START Extracted material

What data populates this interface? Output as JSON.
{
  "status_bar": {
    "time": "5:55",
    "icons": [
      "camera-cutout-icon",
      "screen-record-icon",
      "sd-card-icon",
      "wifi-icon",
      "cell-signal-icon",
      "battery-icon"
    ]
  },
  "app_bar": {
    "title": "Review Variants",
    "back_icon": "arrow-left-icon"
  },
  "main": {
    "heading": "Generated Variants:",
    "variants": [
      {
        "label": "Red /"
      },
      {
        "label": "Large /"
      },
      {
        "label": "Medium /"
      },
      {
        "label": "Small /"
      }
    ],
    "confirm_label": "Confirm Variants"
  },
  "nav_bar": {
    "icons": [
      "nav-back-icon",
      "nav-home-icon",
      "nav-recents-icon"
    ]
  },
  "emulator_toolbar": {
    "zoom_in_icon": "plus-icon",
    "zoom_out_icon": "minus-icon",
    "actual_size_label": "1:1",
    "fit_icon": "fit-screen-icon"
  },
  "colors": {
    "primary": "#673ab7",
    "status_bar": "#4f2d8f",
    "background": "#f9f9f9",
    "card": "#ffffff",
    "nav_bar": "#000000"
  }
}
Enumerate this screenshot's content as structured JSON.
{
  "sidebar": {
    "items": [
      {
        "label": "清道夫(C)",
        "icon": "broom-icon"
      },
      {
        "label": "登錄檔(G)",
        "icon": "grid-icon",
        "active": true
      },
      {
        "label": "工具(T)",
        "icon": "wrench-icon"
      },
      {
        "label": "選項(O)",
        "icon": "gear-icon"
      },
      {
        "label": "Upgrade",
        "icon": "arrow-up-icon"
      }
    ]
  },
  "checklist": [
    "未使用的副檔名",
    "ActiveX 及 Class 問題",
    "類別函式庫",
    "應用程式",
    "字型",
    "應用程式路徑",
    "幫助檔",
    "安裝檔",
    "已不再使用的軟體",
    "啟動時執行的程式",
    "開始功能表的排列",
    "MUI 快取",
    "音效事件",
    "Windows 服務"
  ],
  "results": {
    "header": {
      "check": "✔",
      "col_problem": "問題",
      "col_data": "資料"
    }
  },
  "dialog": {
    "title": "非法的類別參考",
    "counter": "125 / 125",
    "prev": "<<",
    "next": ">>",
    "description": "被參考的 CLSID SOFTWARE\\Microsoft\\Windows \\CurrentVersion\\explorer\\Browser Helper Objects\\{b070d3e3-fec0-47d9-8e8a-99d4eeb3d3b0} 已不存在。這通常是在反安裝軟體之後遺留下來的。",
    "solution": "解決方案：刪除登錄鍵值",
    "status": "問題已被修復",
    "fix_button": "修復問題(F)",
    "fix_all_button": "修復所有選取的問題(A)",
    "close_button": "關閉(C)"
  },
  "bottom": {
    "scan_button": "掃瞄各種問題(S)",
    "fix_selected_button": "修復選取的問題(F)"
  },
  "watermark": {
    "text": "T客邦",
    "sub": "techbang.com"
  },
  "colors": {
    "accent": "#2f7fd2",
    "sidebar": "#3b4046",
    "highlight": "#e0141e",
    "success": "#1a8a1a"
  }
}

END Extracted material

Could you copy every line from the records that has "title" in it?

**Final answer:**
    "title": "Review Variants",
    "title": "非法的類別參考",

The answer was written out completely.